InterviewsInterview: Behind the Scenes of Shin Megami TenseiInterviews - RSS 2.0
Kaneko: MegaTen games are designed so that the player's decisions as the protagonist determine the course of the story. Within that story are many characters-bad guys who oppose the protagonist and others who want to befriend him-and each of them has their own motivations. Frankly, that's how it is in the real world, too; I'd even go so far as to say that events in the world of Megaten are metaphors for the real world. So for those of you who played a MegaTen game when you were young, I'm sure you'll have a different experience if you play the same game now. I think that's why the fans have loved and supported the series for so long.
Like Western RPGs, MegaTen involves thoughtful choices with varying degrees of consequence. I had a recent experience with Nocturne where I had to agree or disagree with a philosophy representing power and hierarchy. While my choice didn't alter the overall plot, it determined if I would face a strong boss or a weak one. I replayed this part several times to experience all the potential outcomes but ultimately chose the more difficult boss (because fighting weak enemies wasn't satisfying to me) and the game rewarded me with more experience. As a designer, I thought this was very clever, and I think more developers should try harder to convey meaning and influence players' feelings using mechanics, rather than cut-scenes.

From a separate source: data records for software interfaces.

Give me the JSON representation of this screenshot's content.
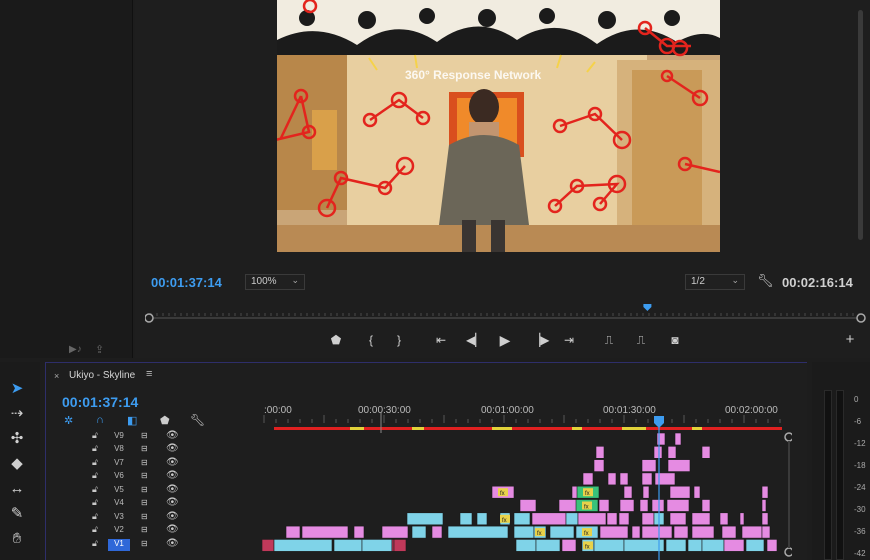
{
  "monitor": {
    "video_overlay_text": "360° Response Network",
    "current_timecode": "00:01:37:14",
    "zoom_level": "100%",
    "resolution": "1/2",
    "duration_timecode": "00:02:16:14",
    "playhead_fraction": 0.7
  },
  "timeline": {
    "sequence_name": "Ukiyo - Skyline",
    "timecode": "00:01:37:14",
    "ruler_labels": [
      ":00:00",
      "00:00:30:00",
      "00:01:00:00",
      "00:01:30:00",
      "00:02:00:00"
    ],
    "tracks": [
      "V9",
      "V8",
      "V7",
      "V6",
      "V5",
      "V4",
      "V3",
      "V2",
      "V1"
    ],
    "active_track": "V1",
    "fx_label": "fx"
  },
  "meters": {
    "labels": [
      "0",
      "-6",
      "-12",
      "-18",
      "-24",
      "-30",
      "-36",
      "-42"
    ]
  },
  "colors": {
    "accent_blue": "#3d9cf0",
    "clip_pink": "#e58be2",
    "clip_cyan": "#7fd3e8",
    "clip_green": "#39c27a",
    "work_area_red": "#e02020"
  }
}
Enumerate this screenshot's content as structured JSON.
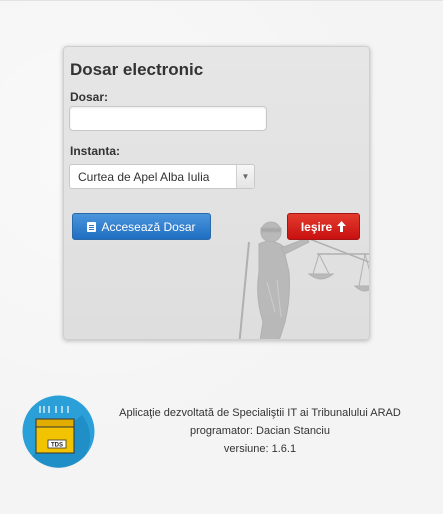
{
  "form": {
    "title": "Dosar electronic",
    "dosar_label": "Dosar:",
    "dosar_value": "",
    "instanta_label": "Instanta:",
    "instanta_selected": "Curtea de Apel Alba Iulia"
  },
  "buttons": {
    "acceseaza_label": "Accesează Dosar",
    "iesire_label": "Ieşire"
  },
  "footer": {
    "line1": "Aplicaţie dezvoltată de Specialiştii IT ai Tribunalului ARAD",
    "line2": "programator: Dacian Stanciu",
    "line3": "versiune: 1.6.1",
    "logo_text": "TDS"
  },
  "icons": {
    "acceseaza_icon": "document-icon",
    "iesire_icon": "arrow-up-icon",
    "select_icon": "caret-down-icon"
  },
  "colors": {
    "primary": "#1f6ec2",
    "danger": "#c81010",
    "logo_bg": "#2a9fd8",
    "logo_accent": "#f2c300"
  }
}
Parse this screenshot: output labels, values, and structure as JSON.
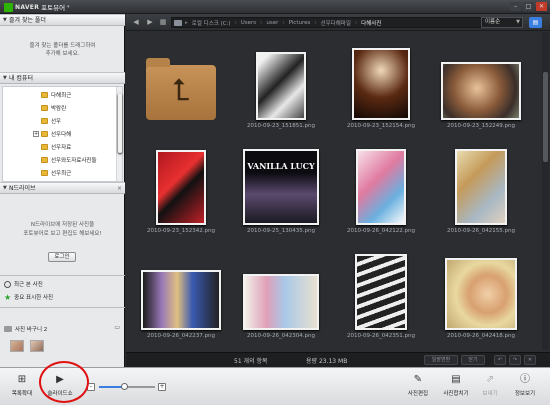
{
  "title": {
    "brand": "NAVER",
    "app_name": "포토뷰어"
  },
  "left": {
    "favorites_header": "즐겨 찾는 폴더",
    "favorites_hint_1": "즐겨 찾는 폴더를 드래그하여",
    "favorites_hint_2": "추가해 보세요.",
    "mycomputer_header": "내 컴퓨터",
    "tree_items": [
      {
        "label": "다해최근",
        "expander": ""
      },
      {
        "label": "박람린",
        "expander": ""
      },
      {
        "label": "선우",
        "expander": ""
      },
      {
        "label": "선우다해",
        "expander": "+"
      },
      {
        "label": "선우자료",
        "expander": ""
      },
      {
        "label": "선우와도자료사진들",
        "expander": ""
      },
      {
        "label": "선우최근",
        "expander": ""
      }
    ],
    "ndrive_header": "N드라이브",
    "ndrive_hint_1": "N드라이브에 저장된 사진을",
    "ndrive_hint_2": "포토뷰어로 보고 편집도 해보세요!",
    "login": "로그인",
    "recent": "최근 본 사진",
    "important": "중요 표시한 사진",
    "basket": "사진 바구니 2"
  },
  "path": {
    "crumbs": [
      "로컬 디스크 (C:)",
      "Users",
      "user",
      "Pictures",
      "선우다해파일",
      "다해사진"
    ],
    "sort": "이름순"
  },
  "grid": [
    {
      "caption": "",
      "kind": "up"
    },
    {
      "caption": "2010-09-23_151851.png",
      "kind": "bw"
    },
    {
      "caption": "2010-09-23_152154.png",
      "kind": "stage"
    },
    {
      "caption": "2010-09-23_152249.png",
      "kind": "face"
    },
    {
      "caption": "2010-09-23_152342.png",
      "kind": "red"
    },
    {
      "caption": "2010-09-25_130435.png",
      "kind": "vanilla"
    },
    {
      "caption": "2010-09-26_042122.png",
      "kind": "girl"
    },
    {
      "caption": "2010-09-26_042155.png",
      "kind": "blonde"
    },
    {
      "caption": "2010-09-26_042237.png",
      "kind": "group"
    },
    {
      "caption": "2010-09-26_042304.png",
      "kind": "group2"
    },
    {
      "caption": "2010-09-26_042351.png",
      "kind": "stripe"
    },
    {
      "caption": "2010-09-26_042418.png",
      "kind": "closeup"
    }
  ],
  "vanilla_text": "VANILLA LUCY",
  "status": {
    "count": "51 개의 항목",
    "capacity": "용량 23.13 MB",
    "btn1": "일괄변환",
    "btn2": "닫기"
  },
  "toolbar": {
    "fit": "목록확대",
    "slideshow": "슬라이드쇼",
    "edit": "사진편집",
    "merge": "사진합치기",
    "share": "보내기",
    "info": "정보보기"
  },
  "zoom_level": 0.45,
  "colors": {
    "accent": "#3a7fe0",
    "annotation": "#e01010"
  }
}
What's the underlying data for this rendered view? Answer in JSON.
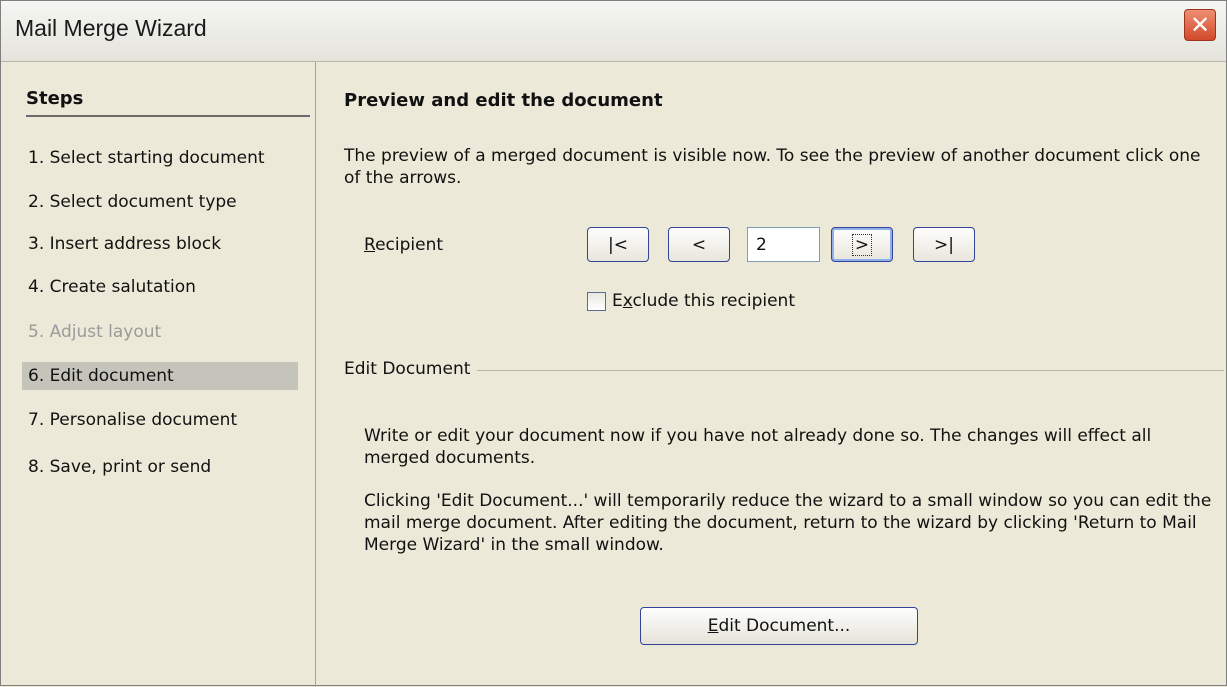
{
  "window": {
    "title": "Mail Merge Wizard",
    "close_glyph": "✕"
  },
  "sidebar": {
    "title": "Steps",
    "items": [
      {
        "label": "1.  Select starting document",
        "state": "normal"
      },
      {
        "label": "2.  Select document type",
        "state": "normal"
      },
      {
        "label": "3.  Insert address block",
        "state": "normal"
      },
      {
        "label": "4.  Create salutation",
        "state": "normal"
      },
      {
        "label": "5.  Adjust layout",
        "state": "disabled"
      },
      {
        "label": "6.  Edit document",
        "state": "active"
      },
      {
        "label": "7.  Personalise document",
        "state": "normal"
      },
      {
        "label": "8.  Save, print or send",
        "state": "normal"
      }
    ]
  },
  "main": {
    "heading": "Preview and edit the document",
    "description": "The preview of a merged document is visible now. To see the preview of another document click one of the arrows.",
    "recipient": {
      "label_first": "R",
      "label_rest": "ecipient",
      "first_label": "|<",
      "prev_label": "<",
      "value": "2",
      "next_label": ">",
      "last_label": ">|"
    },
    "exclude": {
      "label_pre": "E",
      "label_mnemonic": "x",
      "label_post": "clude this recipient",
      "checked": false
    },
    "edit_group": {
      "label": "Edit Document",
      "para1": "Write or edit your document now if you have not already done so. The changes will effect all merged documents.",
      "para2": "Clicking 'Edit Document...' will temporarily reduce the wizard to a small window so you can edit the mail merge document. After editing the document, return to the wizard by clicking 'Return to Mail Merge Wizard' in the small window.",
      "button_mnemonic": "E",
      "button_rest": "dit Document..."
    }
  }
}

How would you like to explore or expand upon elements of choice in future Megaten titles?
Kaneko: The branching storyline that's dependent on the player's choices is an established system, so I'd expect too many additional elements to cause an overabundance of choices in the game. One direction I'm considering is for each Megaten subseries to have a unique type of consequences for the player's choices and enhancing it in a way that suits that specific subseries. Another is ... The recent game console trends began changing the way people play games. I'm thinking it would be nice to incorporate that into the player's in-game choice-making, and thereby enhance the gameplay experience.
Megaten has used different ways of conveying a story experience to players. Some MegaTen games use voice dialogue, text, and cut-scenes, (Persona, Digital Devil Saga) while others are more minimalist, placing greater emphasis on the tone, atmosphere, and mechanics (Nocturne). Which narrative style do you prefer, and why?
Eiji Ishida: The purpose of each narrative style is a little different from others, so I can't simply compare them, but my personal preference is the minimalistic approach. I like the way it makes you feel that you're an active part of the story. The player should always be at the center of the story; event scenes with the subjective view of the player help maintain that feeling.
Also, this isn't about the visual aspect, but I like the dialogue-style storytelling very much. (We made an effort to do that as much as we could when we worked on Strange Journey.) When the players are confronted with questions and choices that shake the very reason for their actions, they think, "Man, what should I do...?" Those tense moments when the players are sucked right in to the game are, to me, the pinnacle of in-game storytelling. On a side note... In Fallout 3, I just couldn't decide on what to do at the Tenpenny Tower. I finally made up my mind, and later... I really regretted it. But that's what I'm talking about! You can only get that kind of experience from event scenes in games! It's so awesome!
MegaTen has a reputation of being very challenging. In a typical game, there are hundreds of demons, diabolical bosses, and tons of player skills and stats spread across dozens, even a hundred hours or more of gameplay. How do you pull off this big balancing act so well and keep the experience fresh, engaging, and challenging over such long periods of playtime?
Ishida: I believe that for any challenge, the important thing is to make both the goal (the reward for overcoming the challenge) and the means to achieve that goal clear to the player. It's really basic and nothing out of the ordinary. However, I think that is the single most crucial point when developing games; it's what gives the players the feeling of accomplishment. Strange Journey consists of many different systems, but the game is designed so these systems form a lattice toward one goal: to defeat strong enemies and conquer tough parts of the dungeon so the player can move on. As long as the goal and the means are made clear, the players can control the process to their liking. That makes the process itself an enjoyable experience, and when the players achieve the goal, they get a strong sense of accomplishment. (If you just wander around a maze and reach the goal by chance, you won't accomplish anything and it's definitely not fun, right?) The secret to keeping the player's interest level and motivation high is to provide them with lots of objectives, and make sure the game systems that let the players achieve those objectives function well. I'm sorry my answer became kind of conceptual, but if I go into details of each system, this interview will turn into a book... But hey, if you think about it, you can see how the concept of "a goal in sight allows you to try hard" applies to both games and real life!